Immunoengineering

We are interested in engineering immune cells for therapeutic purposes, as well as in studying single immune cells in biologically inspired engineered environments.

Macrophages are crucial drivers of inflammatory corneal neovascularization and thus are potential targets for immunomodulatory therapies. We found that mesenchymal stromal cells can modulate the phenotype and angiogenic function of macrophages. Macrophages “educated" by mesenchymal stromal cells express significantly higher levels of anti-angiogenic and anti-inflammatory factors compared with control macrophages. Furthermore, we have discovered that mesenchymal stromal cells inhibit neutrophil effector functions via direct cell-cell contact interaction during inflammation. Our findings could have implications for the treatment of inflammatory ocular disorders caused by excessive neutrophil activation.

Our team uses lab-on-chip platforms to study migratory behavior of single immune cells, or the collective migration of immune cells. We use experimental and modeling approaches to study cellular trafficking, to understand cancer immunity and transplant rejection.


Membrane engineering

For years we have been very active in the area of lipid nanotechnology and membrane engineering. We fabricated the first bacterial lipid membrane model on a chip and developed label-free detection technologies for chip-based membrane sensing, including dual polarization interferometry and quartz crystal microbalance based membrane analysis. We also pioneered the use of quantum mechanical approches for studying electrical properties and vibrational dynamics of lipid bilayers.


Ophthalmology

Mashaghi lab is also involved in basic and clinical research in the field of ophthalmology. We are particularly interested in studying ocular surface diseases, for which we are developing in vitro models and physics-based approaches. Our interest lies mainly in promoting interdisciplinary eye research and training a new generation of clinician-scientists.

Corneal transplantation is one of the most common human organ transplantations worldwide. Although the 1-year survival rate is as high as 90%, more than half of transplantation patients suffer various types of corneal rejection, such as epithelial rejection, chronic stromal rejection, and endothelial rejection. In 2017, Mashaghi and his co-workers developed an immunotherapy strategy to improve survival of cornea grafts. The approach provides hope for patients with inflamed cornea bed, typically suffering from high graft rejection rates. The team also discovered that corneal graft rejection occurs via regulation of MHC class I-related chain A (MICA) expression in human corneal epithelial cells (HCECs). MICA is a non-classical MHC molecule that can (co-)stimulate CD8+ T cells or NK cells, thus affecting allograft survival.

The Mashaghi team contributed to the use of omics technology, and systems approaches in ophthalmology. Metabolomics has been applied to diagnose diseases, predict disease progression, and design therapeutic strategies in various areas of medicine.
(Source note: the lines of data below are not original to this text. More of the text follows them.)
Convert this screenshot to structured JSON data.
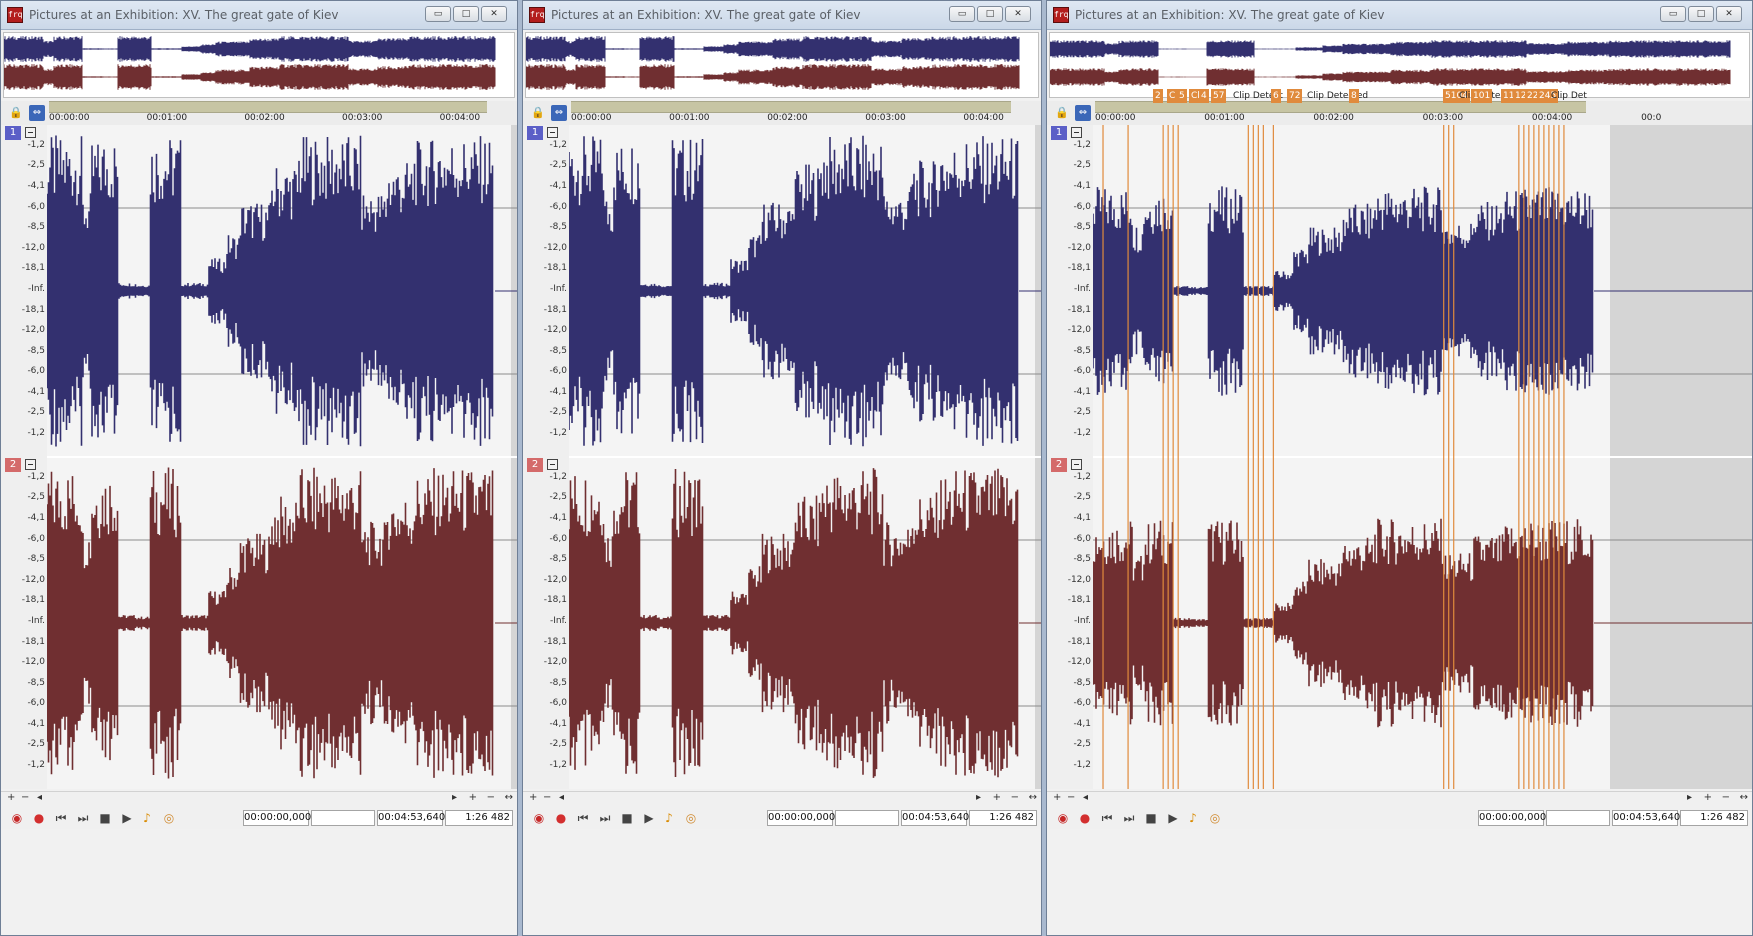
{
  "windows": [
    {
      "id": "w1",
      "title": "Pictures at an Exhibition: XV. The great gate of Kiev",
      "show_clips": false
    },
    {
      "id": "w2",
      "title": "Pictures at an Exhibition: XV. The great gate of Kiev",
      "show_clips": false
    },
    {
      "id": "w3",
      "title": "Pictures at an Exhibition: XV. The great gate of Kiev",
      "show_clips": true
    }
  ],
  "window_buttons": {
    "minimize": "▭",
    "maximize": "□",
    "close": "✕"
  },
  "ruler": {
    "ticks": [
      "00:00:00",
      "00:01:00",
      "00:02:00",
      "00:03:00",
      "00:04:00",
      "00:0"
    ]
  },
  "channels": [
    {
      "number": "1",
      "color": "#33306f",
      "badge_color": "#5b5fc7"
    },
    {
      "number": "2",
      "color": "#702f31",
      "badge_color": "#d46a6a"
    }
  ],
  "db_scale": [
    "-1,2",
    "-2,5",
    "-4,1",
    "-6,0",
    "-8,5",
    "-12,0",
    "-18,1",
    "-Inf.",
    "-18,1",
    "-12,0",
    "-8,5",
    "-6,0",
    "-4,1",
    "-2,5",
    "-1,2"
  ],
  "toolbar": {
    "position": "00:00:00,000",
    "selection": "",
    "length": "00:04:53,640",
    "zoom": "1:26 482"
  },
  "scroll": {
    "plus": "+",
    "minus": "−",
    "left": "◂",
    "right": "▸",
    "arrows": "↔"
  },
  "clip_labels": [
    "2",
    "C",
    "5",
    "Cli",
    "4",
    "57",
    "Clip Detect",
    "6",
    "72",
    "Clip Detected",
    "8",
    "5104",
    "Clip Dete",
    "101",
    "11",
    "122",
    "223",
    "245",
    "Clip Det"
  ],
  "colors": {
    "ch1": "#33306f",
    "ch2": "#702f31",
    "clip": "#e08a3c",
    "bg": "#f4f4f4"
  }
}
However, it remains to be applied to the ocular surface diseases, where biological samples are often of limited quantities. We successfully performed proof-of-concept metabolomics assessment of volume-limited cytology samples from a clinical form of chronic inflammatory cicatrizing conjunctivitis and discovered metabolic changes of signaling lipid mediators upon disease onset and progression.

For more information about our research, please see: The Mashaghi Lab Website at Leiden University